START Dataset

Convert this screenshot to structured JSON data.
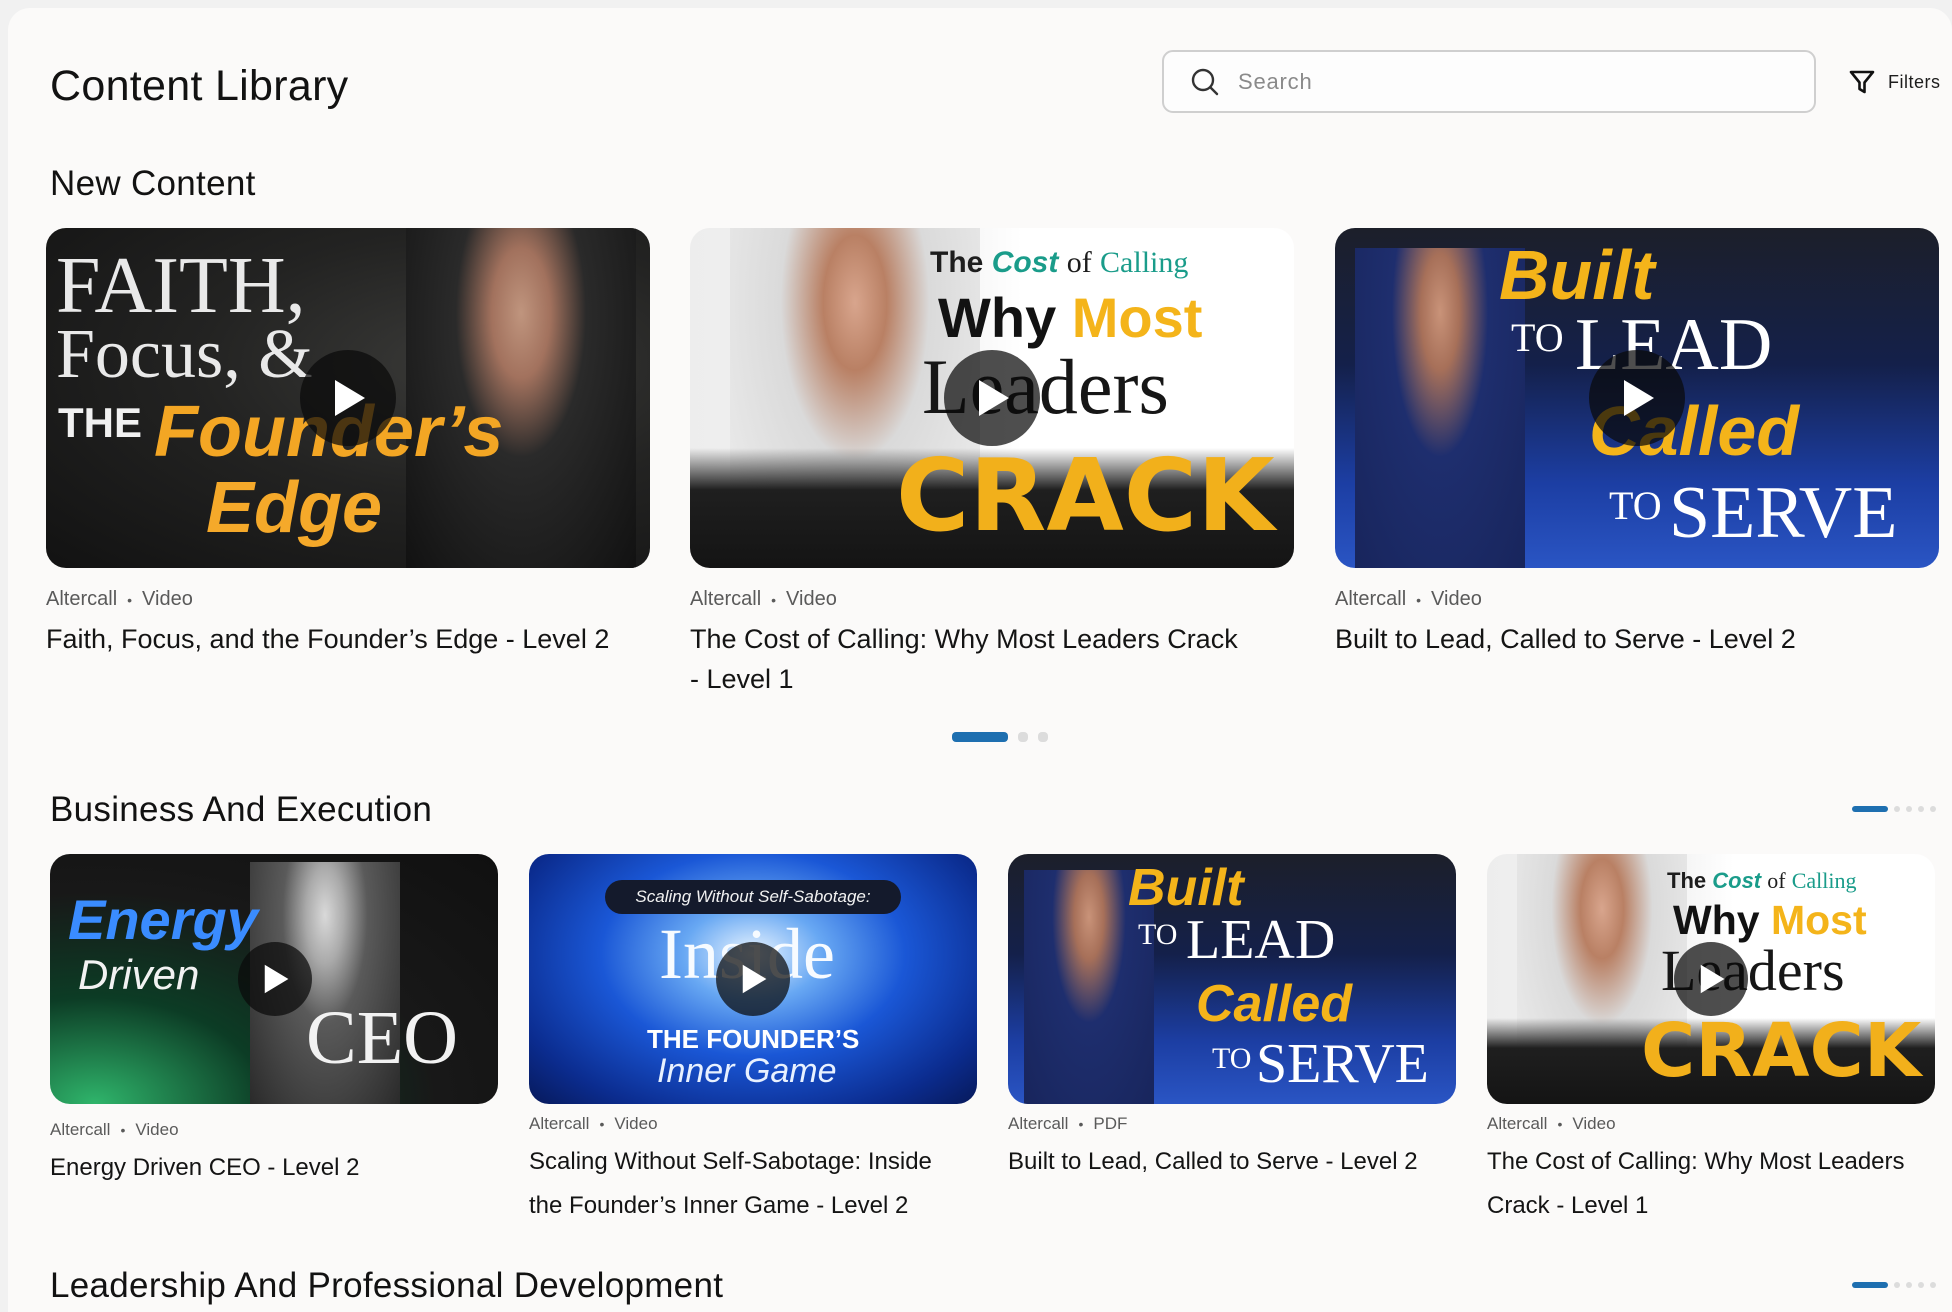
{
  "header": {
    "title": "Content Library",
    "search_placeholder": "Search",
    "filters_label": "Filters"
  },
  "icons": {
    "search": "search-icon",
    "filter": "filter-funnel-icon",
    "play": "play-icon"
  },
  "colors": {
    "accent": "#1e6fb0",
    "gold": "#f4b41a"
  },
  "sections": {
    "new_content": {
      "title": "New Content",
      "cards": [
        {
          "provider": "Altercall",
          "type": "Video",
          "title_line1": "Faith, Focus, and the Founder’s Edge - Level 2",
          "title_line2": "",
          "thumb": {
            "l1": "FAITH,",
            "l2": "Focus, &",
            "l3": "THE",
            "l4": "Founder’s",
            "l5": "Edge"
          }
        },
        {
          "provider": "Altercall",
          "type": "Video",
          "title_line1": "The Cost of Calling: Why Most Leaders Crack",
          "title_line2": "- Level 1",
          "thumb": {
            "l1": "The",
            "l2": "Cost",
            "l3": "of",
            "l4": "Calling",
            "l5": "Why",
            "l6": "Most",
            "l7": "Leaders",
            "l8": "CRACK"
          }
        },
        {
          "provider": "Altercall",
          "type": "Video",
          "title_line1": "Built to Lead, Called to Serve - Level 2",
          "title_line2": "",
          "thumb": {
            "l1": "Built",
            "l2": "TO",
            "l3": "LEAD",
            "l4": "Called",
            "l5": "TO",
            "l6": "SERVE"
          }
        }
      ],
      "pagination": {
        "count": 3,
        "active": 0
      }
    },
    "business": {
      "title": "Business And Execution",
      "cards": [
        {
          "provider": "Altercall",
          "type": "Video",
          "title_line1": "Energy Driven CEO - Level 2",
          "title_line2": "",
          "thumb": {
            "l1": "Energy",
            "l2": "Driven",
            "l3": "CEO"
          }
        },
        {
          "provider": "Altercall",
          "type": "Video",
          "title_line1": "Scaling Without Self-Sabotage: Inside",
          "title_line2": "the Founder’s Inner Game - Level 2",
          "thumb": {
            "pill": "Scaling Without Self-Sabotage:",
            "l1": "Inside",
            "l2": "THE FOUNDER’S",
            "l3": "Inner Game"
          }
        },
        {
          "provider": "Altercall",
          "type": "PDF",
          "title_line1": "Built to Lead, Called to Serve - Level 2",
          "title_line2": "",
          "thumb": {
            "l1": "Built",
            "l2": "TO",
            "l3": "LEAD",
            "l4": "Called",
            "l5": "TO",
            "l6": "SERVE"
          }
        },
        {
          "provider": "Altercall",
          "type": "Video",
          "title_line1": "The Cost of Calling: Why Most Leaders",
          "title_line2": "Crack - Level 1",
          "thumb": {
            "l1": "The",
            "l2": "Cost",
            "l3": "of",
            "l4": "Calling",
            "l5": "Why",
            "l6": "Most",
            "l7": "Leaders",
            "l8": "CRACK"
          }
        }
      ],
      "pagination": {
        "count": 5,
        "active": 0
      }
    },
    "leadership": {
      "title": "Leadership And Professional Development",
      "pagination": {
        "count": 5,
        "active": 0
      }
    }
  }
}
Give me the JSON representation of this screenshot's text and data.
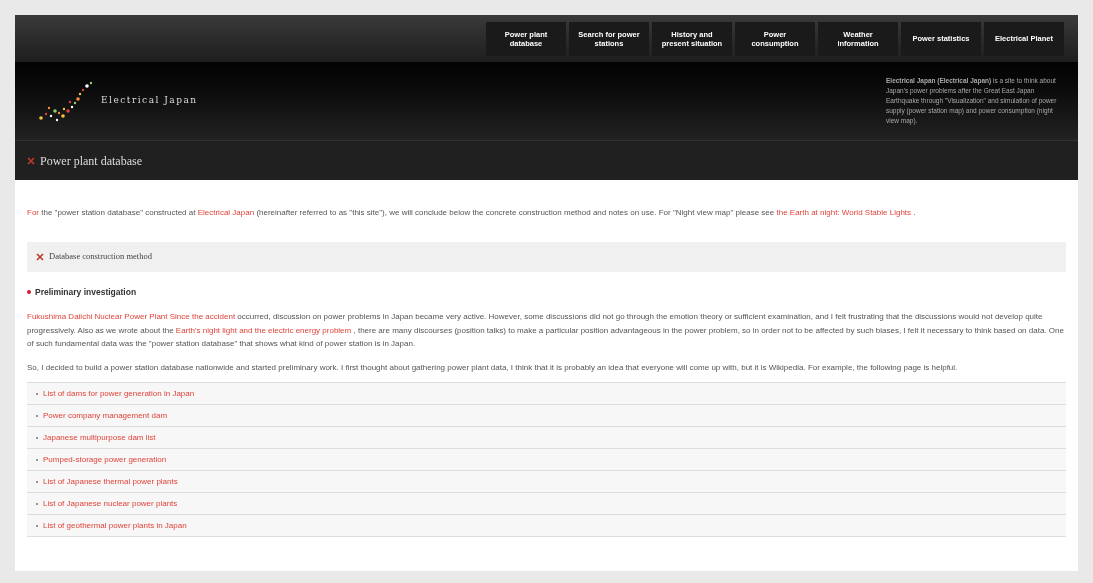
{
  "nav": [
    {
      "label": "Power plant database"
    },
    {
      "label": "Search for power stations"
    },
    {
      "label": "History and present situation"
    },
    {
      "label": "Power consumption"
    },
    {
      "label": "Weather information"
    },
    {
      "label": "Power statistics"
    },
    {
      "label": "Electrical Planet"
    }
  ],
  "header": {
    "logo_text": "Electrical Japan",
    "description": "**Electrical Japan (Electrical Japan)** is a site to think about Japan's power problems after the Great East Japan Earthquake through \"Visualization\" and simulation of power supply (power station map) and power consumption (night view map)."
  },
  "page_title": "Power plant database",
  "intro": [
    {
      "kind": "link",
      "text": "For"
    },
    {
      "kind": "text",
      "text": " the \"power station database\" constructed at "
    },
    {
      "kind": "link",
      "text": "Electrical Japan"
    },
    {
      "kind": "text",
      "text": " (hereinafter referred to as \"this site\"), we will conclude below the concrete construction method and notes on use. For \"Night view map\" please see "
    },
    {
      "kind": "link",
      "text": "the Earth at night: World Stable Lights"
    },
    {
      "kind": "text",
      "text": " ."
    }
  ],
  "section_title": "Database construction method",
  "subsection_title": "Preliminary investigation",
  "paragraphs": [
    [
      {
        "kind": "link",
        "text": "Fukushima Daiichi Nuclear Power Plant Since the accident"
      },
      {
        "kind": "text",
        "text": " occurred, discussion on power problems in Japan became very active. However, some discussions did not go through the emotion theory or sufficient examination, and I felt frustrating that the discussions would not develop quite progressively. Also as we wrote about the "
      },
      {
        "kind": "link",
        "text": "Earth's night light and the electric energy problem"
      },
      {
        "kind": "text",
        "text": " , there are many discourses (position talks) to make a particular position advantageous in the power problem, so in order not to be affected by such biases, I felt it necessary to think based on data. One of such fundamental data was the \"power station database\" that shows what kind of power station is in Japan."
      }
    ],
    [
      {
        "kind": "text",
        "text": "So, I decided to build a power station database nationwide and started preliminary work. I first thought about gathering power plant data, I think that it is probably an idea that everyone will come up with, but it is Wikipedia. For example, the following page is helpful."
      }
    ]
  ],
  "links": [
    "List of dams for power generation in Japan",
    "Power company management dam",
    "Japanese multipurpose dam list",
    "Pumped-storage power generation",
    "List of Japanese thermal power plants",
    "List of Japanese nuclear power plants",
    "List of geothermal power plants in Japan"
  ]
}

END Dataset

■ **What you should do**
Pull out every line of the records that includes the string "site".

■ **Answer area**
    "description": "**Electrical Japan (Electrical Japan)** is a site to think about Japan's power problems after the Great East Japan Earthquake through \"Visualization\" and simulation of power supply (power station map) and power consumption (night view map)."
      "text": " (hereinafter referred to as \"this site\"), we will conclude below the concrete construction method and notes on use. For \"Night view map\" please see "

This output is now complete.